_Excerpts from an interface dataset_:
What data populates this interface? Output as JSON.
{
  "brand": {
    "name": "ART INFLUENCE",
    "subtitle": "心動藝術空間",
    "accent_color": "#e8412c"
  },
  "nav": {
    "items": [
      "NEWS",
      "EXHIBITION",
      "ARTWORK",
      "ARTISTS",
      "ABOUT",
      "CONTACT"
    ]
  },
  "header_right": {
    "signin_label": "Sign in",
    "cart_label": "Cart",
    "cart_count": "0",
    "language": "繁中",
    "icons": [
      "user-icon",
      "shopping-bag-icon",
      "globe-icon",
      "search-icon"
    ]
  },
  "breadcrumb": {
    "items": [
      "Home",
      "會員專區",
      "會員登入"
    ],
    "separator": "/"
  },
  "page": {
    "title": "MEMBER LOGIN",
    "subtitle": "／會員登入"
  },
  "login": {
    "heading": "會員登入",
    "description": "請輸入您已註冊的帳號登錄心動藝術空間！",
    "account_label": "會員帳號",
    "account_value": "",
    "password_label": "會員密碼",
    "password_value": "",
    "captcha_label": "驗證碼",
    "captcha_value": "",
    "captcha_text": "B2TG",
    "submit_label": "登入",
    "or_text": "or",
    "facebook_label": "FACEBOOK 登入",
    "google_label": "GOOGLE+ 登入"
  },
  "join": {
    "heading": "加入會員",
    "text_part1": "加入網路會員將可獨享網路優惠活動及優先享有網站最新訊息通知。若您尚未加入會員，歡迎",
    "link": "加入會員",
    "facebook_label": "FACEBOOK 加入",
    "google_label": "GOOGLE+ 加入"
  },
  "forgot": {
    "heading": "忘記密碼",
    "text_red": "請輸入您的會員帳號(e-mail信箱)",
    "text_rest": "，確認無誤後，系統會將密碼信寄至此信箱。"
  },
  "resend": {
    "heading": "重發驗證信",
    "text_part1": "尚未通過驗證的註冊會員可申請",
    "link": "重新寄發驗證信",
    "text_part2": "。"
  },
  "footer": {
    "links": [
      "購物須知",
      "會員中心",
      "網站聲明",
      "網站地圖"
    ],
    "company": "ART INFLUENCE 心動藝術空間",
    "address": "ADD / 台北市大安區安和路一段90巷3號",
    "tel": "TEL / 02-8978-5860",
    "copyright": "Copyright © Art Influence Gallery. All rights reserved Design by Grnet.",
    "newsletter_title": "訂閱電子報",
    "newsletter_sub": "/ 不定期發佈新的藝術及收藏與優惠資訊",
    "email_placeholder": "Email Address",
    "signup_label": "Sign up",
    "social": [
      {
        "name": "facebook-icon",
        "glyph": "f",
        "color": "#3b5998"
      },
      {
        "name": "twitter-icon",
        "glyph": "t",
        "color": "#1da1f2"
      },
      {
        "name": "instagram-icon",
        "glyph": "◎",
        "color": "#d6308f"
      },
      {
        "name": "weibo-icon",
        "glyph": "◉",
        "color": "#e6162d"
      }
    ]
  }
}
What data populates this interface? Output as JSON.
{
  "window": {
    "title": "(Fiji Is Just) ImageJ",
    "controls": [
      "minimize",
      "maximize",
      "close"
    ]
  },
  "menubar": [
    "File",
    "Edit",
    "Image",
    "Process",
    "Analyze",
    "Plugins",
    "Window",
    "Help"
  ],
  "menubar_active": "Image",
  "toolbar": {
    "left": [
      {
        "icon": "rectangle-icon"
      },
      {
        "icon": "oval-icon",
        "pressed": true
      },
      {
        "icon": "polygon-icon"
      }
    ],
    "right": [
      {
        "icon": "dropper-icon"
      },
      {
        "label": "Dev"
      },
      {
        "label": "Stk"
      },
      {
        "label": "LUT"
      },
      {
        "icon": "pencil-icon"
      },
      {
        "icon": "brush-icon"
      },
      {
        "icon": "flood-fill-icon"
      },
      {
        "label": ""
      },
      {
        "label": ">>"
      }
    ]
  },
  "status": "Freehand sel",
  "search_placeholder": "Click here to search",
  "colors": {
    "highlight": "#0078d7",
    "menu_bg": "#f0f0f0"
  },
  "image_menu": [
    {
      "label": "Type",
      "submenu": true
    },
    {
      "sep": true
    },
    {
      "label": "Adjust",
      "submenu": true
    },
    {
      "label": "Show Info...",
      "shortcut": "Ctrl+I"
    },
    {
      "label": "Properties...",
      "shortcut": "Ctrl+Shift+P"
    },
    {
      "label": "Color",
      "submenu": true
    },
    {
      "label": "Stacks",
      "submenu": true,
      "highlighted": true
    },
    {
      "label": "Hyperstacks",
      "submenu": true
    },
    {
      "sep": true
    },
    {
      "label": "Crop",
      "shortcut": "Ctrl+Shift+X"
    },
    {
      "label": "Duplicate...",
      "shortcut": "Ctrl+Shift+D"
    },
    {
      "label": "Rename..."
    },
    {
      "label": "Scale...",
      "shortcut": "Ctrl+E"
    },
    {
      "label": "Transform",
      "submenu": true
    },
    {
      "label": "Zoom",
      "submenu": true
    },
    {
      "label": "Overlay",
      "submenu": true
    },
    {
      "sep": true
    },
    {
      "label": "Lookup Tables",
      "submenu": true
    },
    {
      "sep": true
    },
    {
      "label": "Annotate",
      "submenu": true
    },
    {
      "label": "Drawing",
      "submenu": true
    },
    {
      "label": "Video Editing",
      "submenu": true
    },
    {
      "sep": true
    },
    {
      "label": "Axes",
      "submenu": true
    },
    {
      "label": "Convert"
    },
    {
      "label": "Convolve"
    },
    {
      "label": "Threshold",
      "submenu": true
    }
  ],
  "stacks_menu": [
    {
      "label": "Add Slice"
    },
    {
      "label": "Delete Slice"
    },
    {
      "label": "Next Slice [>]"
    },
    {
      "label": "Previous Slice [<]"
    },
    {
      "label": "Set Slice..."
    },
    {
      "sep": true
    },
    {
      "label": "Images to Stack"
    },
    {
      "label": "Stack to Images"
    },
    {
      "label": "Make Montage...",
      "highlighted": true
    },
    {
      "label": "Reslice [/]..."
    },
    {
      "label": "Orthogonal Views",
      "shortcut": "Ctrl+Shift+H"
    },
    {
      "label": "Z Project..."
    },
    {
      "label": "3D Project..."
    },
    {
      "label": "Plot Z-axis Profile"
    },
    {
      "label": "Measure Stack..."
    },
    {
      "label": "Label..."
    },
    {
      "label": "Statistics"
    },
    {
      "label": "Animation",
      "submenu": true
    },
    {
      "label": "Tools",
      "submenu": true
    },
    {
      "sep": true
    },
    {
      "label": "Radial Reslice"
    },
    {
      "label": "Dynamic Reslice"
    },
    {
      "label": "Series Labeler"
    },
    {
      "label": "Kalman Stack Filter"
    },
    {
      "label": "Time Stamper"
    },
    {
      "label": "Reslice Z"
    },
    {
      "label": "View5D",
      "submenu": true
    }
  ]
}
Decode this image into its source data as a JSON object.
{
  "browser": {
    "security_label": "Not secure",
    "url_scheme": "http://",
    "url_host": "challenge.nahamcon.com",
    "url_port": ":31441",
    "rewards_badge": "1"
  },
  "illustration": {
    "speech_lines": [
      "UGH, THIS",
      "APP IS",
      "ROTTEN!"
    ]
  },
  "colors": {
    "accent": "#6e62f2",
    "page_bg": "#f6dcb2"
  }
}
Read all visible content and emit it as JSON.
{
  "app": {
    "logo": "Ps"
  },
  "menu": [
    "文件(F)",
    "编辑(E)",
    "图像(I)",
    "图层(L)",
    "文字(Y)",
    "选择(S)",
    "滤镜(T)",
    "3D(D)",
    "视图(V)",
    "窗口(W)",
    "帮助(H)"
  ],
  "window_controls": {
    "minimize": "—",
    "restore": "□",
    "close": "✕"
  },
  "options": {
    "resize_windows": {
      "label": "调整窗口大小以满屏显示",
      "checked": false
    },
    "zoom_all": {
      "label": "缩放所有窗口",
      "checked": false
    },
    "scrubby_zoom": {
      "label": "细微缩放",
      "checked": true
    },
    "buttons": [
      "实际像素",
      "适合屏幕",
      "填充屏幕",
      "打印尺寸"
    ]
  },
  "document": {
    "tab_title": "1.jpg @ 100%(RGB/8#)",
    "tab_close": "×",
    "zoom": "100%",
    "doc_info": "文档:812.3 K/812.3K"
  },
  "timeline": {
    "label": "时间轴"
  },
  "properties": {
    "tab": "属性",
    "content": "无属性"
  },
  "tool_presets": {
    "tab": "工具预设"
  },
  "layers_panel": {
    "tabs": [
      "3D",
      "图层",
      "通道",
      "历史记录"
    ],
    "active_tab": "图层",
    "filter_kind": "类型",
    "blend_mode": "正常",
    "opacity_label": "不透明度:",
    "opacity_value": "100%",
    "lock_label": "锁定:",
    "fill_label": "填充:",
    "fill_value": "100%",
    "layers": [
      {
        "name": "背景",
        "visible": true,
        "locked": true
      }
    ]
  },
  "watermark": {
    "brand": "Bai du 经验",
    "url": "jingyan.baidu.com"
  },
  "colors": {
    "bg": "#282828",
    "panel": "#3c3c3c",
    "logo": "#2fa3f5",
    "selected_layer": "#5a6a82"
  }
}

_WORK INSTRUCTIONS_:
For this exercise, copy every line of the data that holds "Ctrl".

_ANSWER SPACE_:
      "shortcut": "Ctrl+I"
      "shortcut": "Ctrl+Shift+P"
      "shortcut": "Ctrl+Shift+X"
      "shortcut": "Ctrl+Shift+D"
      "shortcut": "Ctrl+E"
      "shortcut": "Ctrl+Shift+H"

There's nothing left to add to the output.